According to CNN, the App takes user privacy into account. Skyfire CEO Jeffrey Glueck tells CNN Money that his company goes “beyond the norms” to make sure that their users are given the privacy they desire. No personal information is collected other than keywords being sold to advertisers. On a side note, how much of that do you imagine will be porn-related? Does this mean that the age of iPhone porn begins now? After all, the App does carry the “Rated 17+” for “Frequent/Intense Sexual Content or Nudity.” We are just wondering how much porn Apple’s App approval department looked at before deciding to call it frequent…just a thought.
What are The Down Sides?
One major bummer is that Hulu is blocking the App. They’d rather have users pay the $10 a month fee, or watch it on their computer. Good luck there, Hulu. Furthermore, games and otehr non-video content won’t work, either. That is part of the limitation of the software uploading to a server and streaming back to your device.
It doesn’t work natively on iPad. You will be scaling x2 to see content at full size. There needs to be an update for this very soon.
Any Hope for Native Flash Support?
Given the history of the two companies–Apple and Adobe–we doubt it. Apple is obviously hoping that HTML5 takes over, and it was reported by CNN Money that the application “received a rather rigorous review from Apple.”
In fact, the MacBook Air, Apple’s most recent laptop computer, doesn’t ship with a version of Flash installed. While it can be downloaded, it’s definitely and indication of the direction the Cupertino-based company wants to go. And it’s definitely not Flash on iPad.
Still, there is some progress, the iOS4 developer agreement at one time didn’t allow for content to be created on Flash and ported to iOS, Apple has since eased the restrictions.
If you are interested in a more extensive history of the Adobe vs Apple fiasco over Flash, you can check it out here: The Apple/Adobe Smackdown!
Skyfire 2.0 official website: Here (Includes Android download)
Update: Seems that a lot of people want Flash on their iPad. Skyfire says they have “sold out” which basically means their server can’t handle the massive download traffic they’re getting.
Here is their statement:
Skyfire for iPhone has been received with unbelievable enthusiasm. Despite our best attempts and predictions, the demand far exceeds our initial projections.

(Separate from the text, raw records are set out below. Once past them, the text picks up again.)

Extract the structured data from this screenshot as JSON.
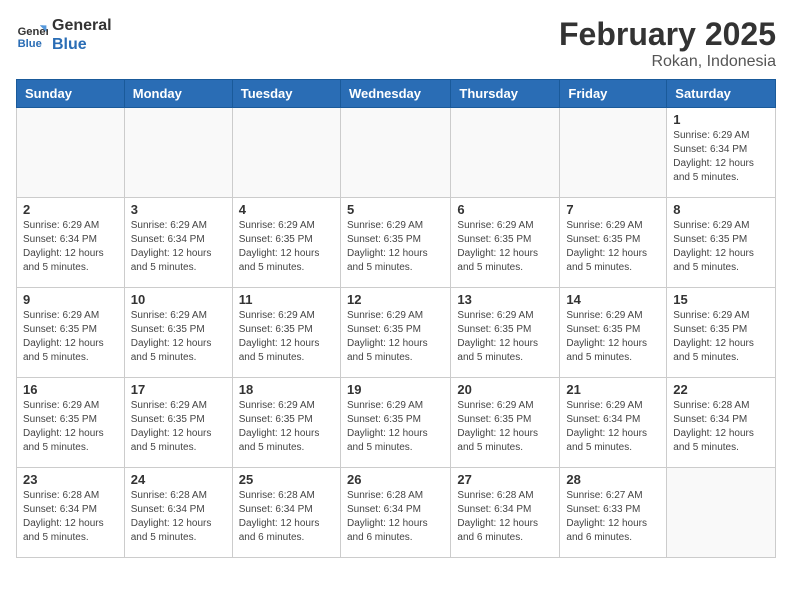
{
  "logo": {
    "line1": "General",
    "line2": "Blue"
  },
  "title": "February 2025",
  "subtitle": "Rokan, Indonesia",
  "days_of_week": [
    "Sunday",
    "Monday",
    "Tuesday",
    "Wednesday",
    "Thursday",
    "Friday",
    "Saturday"
  ],
  "weeks": [
    [
      {
        "day": "",
        "info": ""
      },
      {
        "day": "",
        "info": ""
      },
      {
        "day": "",
        "info": ""
      },
      {
        "day": "",
        "info": ""
      },
      {
        "day": "",
        "info": ""
      },
      {
        "day": "",
        "info": ""
      },
      {
        "day": "1",
        "info": "Sunrise: 6:29 AM\nSunset: 6:34 PM\nDaylight: 12 hours\nand 5 minutes."
      }
    ],
    [
      {
        "day": "2",
        "info": "Sunrise: 6:29 AM\nSunset: 6:34 PM\nDaylight: 12 hours\nand 5 minutes."
      },
      {
        "day": "3",
        "info": "Sunrise: 6:29 AM\nSunset: 6:34 PM\nDaylight: 12 hours\nand 5 minutes."
      },
      {
        "day": "4",
        "info": "Sunrise: 6:29 AM\nSunset: 6:35 PM\nDaylight: 12 hours\nand 5 minutes."
      },
      {
        "day": "5",
        "info": "Sunrise: 6:29 AM\nSunset: 6:35 PM\nDaylight: 12 hours\nand 5 minutes."
      },
      {
        "day": "6",
        "info": "Sunrise: 6:29 AM\nSunset: 6:35 PM\nDaylight: 12 hours\nand 5 minutes."
      },
      {
        "day": "7",
        "info": "Sunrise: 6:29 AM\nSunset: 6:35 PM\nDaylight: 12 hours\nand 5 minutes."
      },
      {
        "day": "8",
        "info": "Sunrise: 6:29 AM\nSunset: 6:35 PM\nDaylight: 12 hours\nand 5 minutes."
      }
    ],
    [
      {
        "day": "9",
        "info": "Sunrise: 6:29 AM\nSunset: 6:35 PM\nDaylight: 12 hours\nand 5 minutes."
      },
      {
        "day": "10",
        "info": "Sunrise: 6:29 AM\nSunset: 6:35 PM\nDaylight: 12 hours\nand 5 minutes."
      },
      {
        "day": "11",
        "info": "Sunrise: 6:29 AM\nSunset: 6:35 PM\nDaylight: 12 hours\nand 5 minutes."
      },
      {
        "day": "12",
        "info": "Sunrise: 6:29 AM\nSunset: 6:35 PM\nDaylight: 12 hours\nand 5 minutes."
      },
      {
        "day": "13",
        "info": "Sunrise: 6:29 AM\nSunset: 6:35 PM\nDaylight: 12 hours\nand 5 minutes."
      },
      {
        "day": "14",
        "info": "Sunrise: 6:29 AM\nSunset: 6:35 PM\nDaylight: 12 hours\nand 5 minutes."
      },
      {
        "day": "15",
        "info": "Sunrise: 6:29 AM\nSunset: 6:35 PM\nDaylight: 12 hours\nand 5 minutes."
      }
    ],
    [
      {
        "day": "16",
        "info": "Sunrise: 6:29 AM\nSunset: 6:35 PM\nDaylight: 12 hours\nand 5 minutes."
      },
      {
        "day": "17",
        "info": "Sunrise: 6:29 AM\nSunset: 6:35 PM\nDaylight: 12 hours\nand 5 minutes."
      },
      {
        "day": "18",
        "info": "Sunrise: 6:29 AM\nSunset: 6:35 PM\nDaylight: 12 hours\nand 5 minutes."
      },
      {
        "day": "19",
        "info": "Sunrise: 6:29 AM\nSunset: 6:35 PM\nDaylight: 12 hours\nand 5 minutes."
      },
      {
        "day": "20",
        "info": "Sunrise: 6:29 AM\nSunset: 6:35 PM\nDaylight: 12 hours\nand 5 minutes."
      },
      {
        "day": "21",
        "info": "Sunrise: 6:29 AM\nSunset: 6:34 PM\nDaylight: 12 hours\nand 5 minutes."
      },
      {
        "day": "22",
        "info": "Sunrise: 6:28 AM\nSunset: 6:34 PM\nDaylight: 12 hours\nand 5 minutes."
      }
    ],
    [
      {
        "day": "23",
        "info": "Sunrise: 6:28 AM\nSunset: 6:34 PM\nDaylight: 12 hours\nand 5 minutes."
      },
      {
        "day": "24",
        "info": "Sunrise: 6:28 AM\nSunset: 6:34 PM\nDaylight: 12 hours\nand 5 minutes."
      },
      {
        "day": "25",
        "info": "Sunrise: 6:28 AM\nSunset: 6:34 PM\nDaylight: 12 hours\nand 6 minutes."
      },
      {
        "day": "26",
        "info": "Sunrise: 6:28 AM\nSunset: 6:34 PM\nDaylight: 12 hours\nand 6 minutes."
      },
      {
        "day": "27",
        "info": "Sunrise: 6:28 AM\nSunset: 6:34 PM\nDaylight: 12 hours\nand 6 minutes."
      },
      {
        "day": "28",
        "info": "Sunrise: 6:27 AM\nSunset: 6:33 PM\nDaylight: 12 hours\nand 6 minutes."
      },
      {
        "day": "",
        "info": ""
      }
    ]
  ]
}
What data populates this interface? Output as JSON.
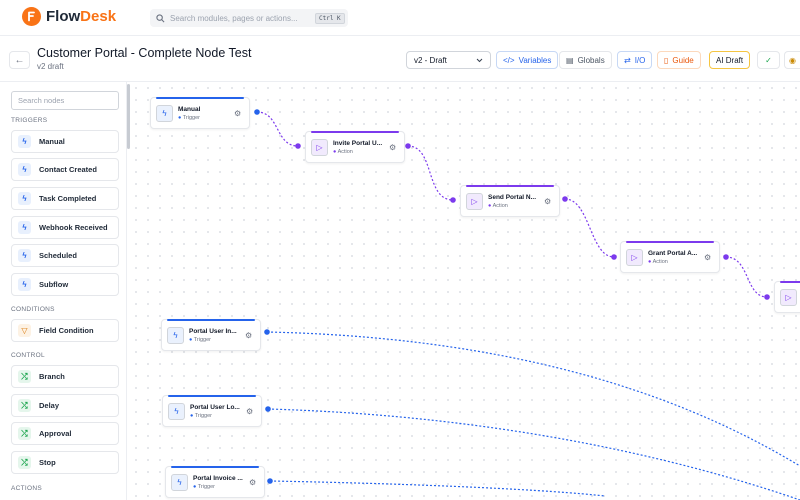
{
  "app": {
    "name_part1": "Flow",
    "name_part2": "Desk",
    "brand_color": "#f97316"
  },
  "search": {
    "placeholder": "Search modules, pages or actions...",
    "shortcut": "Ctrl K"
  },
  "header": {
    "title": "Customer Portal - Complete Node Test",
    "subtitle": "v2 draft",
    "version_select": "v2 - Draft",
    "buttons": {
      "variables": "Variables",
      "globals": "Globals",
      "io": "I/O",
      "guide": "Guide",
      "ai_draft": "AI Draft"
    }
  },
  "sidebar": {
    "search_placeholder": "Search nodes",
    "sections": {
      "triggers": "TRIGGERS",
      "conditions": "CONDITIONS",
      "control": "CONTROL",
      "actions": "ACTIONS"
    },
    "triggers": [
      "Manual",
      "Contact Created",
      "Task Completed",
      "Webhook Received",
      "Scheduled",
      "Subflow"
    ],
    "conditions": [
      "Field Condition"
    ],
    "control": [
      "Branch",
      "Delay",
      "Approval",
      "Stop"
    ]
  },
  "canvas": {
    "nodes": [
      {
        "label": "Manual",
        "type": "Trigger"
      },
      {
        "label": "Invite Portal U...",
        "type": "Action"
      },
      {
        "label": "Send Portal N...",
        "type": "Action"
      },
      {
        "label": "Grant Portal A...",
        "type": "Action"
      },
      {
        "label": "Portal User In...",
        "type": "Trigger"
      },
      {
        "label": "Portal User Lo...",
        "type": "Trigger"
      },
      {
        "label": "Portal Invoice ...",
        "type": "Trigger"
      }
    ]
  },
  "colors": {
    "trigger": "#2563eb",
    "action": "#7c3aed",
    "condition": "#d97706",
    "control": "#16a34a"
  }
}
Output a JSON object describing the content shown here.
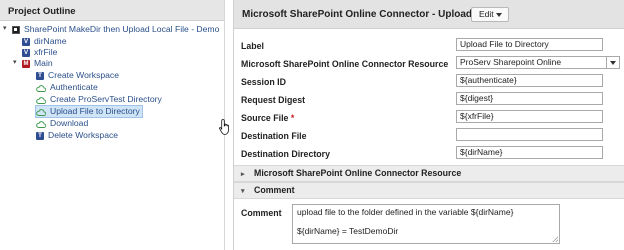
{
  "outline": {
    "header": "Project Outline",
    "items": [
      {
        "label": "SharePoint MakeDir then Upload Local File - Demo",
        "icon": "flow-icon"
      },
      {
        "label": "dirName",
        "icon": "variable-icon",
        "glyph": "V"
      },
      {
        "label": "xfrFile",
        "icon": "variable-icon",
        "glyph": "V"
      },
      {
        "label": "Main",
        "icon": "module-icon",
        "glyph": "M"
      },
      {
        "label": "Create Workspace",
        "icon": "task-icon",
        "glyph": "T"
      },
      {
        "label": "Authenticate",
        "icon": "cloud-icon"
      },
      {
        "label": "Create ProServTest Directory",
        "icon": "cloud-icon"
      },
      {
        "label": "Upload File to Directory",
        "icon": "cloud-icon",
        "selected": true
      },
      {
        "label": "Download",
        "icon": "cloud-icon"
      },
      {
        "label": "Delete Workspace",
        "icon": "task-icon",
        "glyph": "T"
      }
    ]
  },
  "panel": {
    "title": "Microsoft SharePoint Online Connector - Upload",
    "edit_label": "Edit",
    "properties": [
      {
        "label": "Label",
        "value": "Upload File to Directory",
        "required": false
      },
      {
        "label": "Microsoft SharePoint Online Connector Resource",
        "value": "ProServ Sharepoint Online",
        "required": false
      },
      {
        "label": "Session ID",
        "value": "${authenticate}",
        "required": false
      },
      {
        "label": "Request Digest",
        "value": "${digest}",
        "required": false
      },
      {
        "label": "Source File",
        "value": "${xfrFile}",
        "required": true
      },
      {
        "label": "Destination File",
        "value": "",
        "required": false
      },
      {
        "label": "Destination Directory",
        "value": "${dirName}",
        "required": false
      }
    ],
    "required_marker": "*",
    "sections": [
      {
        "label": "Microsoft SharePoint Online Connector Resource",
        "expanded": false
      },
      {
        "label": "Comment",
        "expanded": true
      }
    ],
    "comment": {
      "label": "Comment",
      "line1": "upload file to the folder defined in the variable ${dirName}",
      "line2": "${dirName} = TestDemoDir"
    }
  },
  "colors": {
    "tree_text": "#2b4f8a",
    "selected_bg": "#cfe4f7",
    "required": "#c81e1e",
    "header_bg": "#e3e3e3"
  }
}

The user experience was performing well for the first few hours, but as the surge continued, the peak load on our servers and bandwidth caused the video experience to degrade.
Thus we are effectively ‚Äòsold out‚Äô and will temporarily not accept new purchases from the App Store. We are working really hard to increase capacity and will be accepting new purchases from the App Store as soon as we can support it.
We are very grateful for the demand. Within 5 hours, Skyfire for iPhone became the top grossing app, the third highest paid app overall and the top application in the Utilities category. Wow!
Please bear with us as we bring our capacity in line with the incredible demand ‚Äì stay tuned.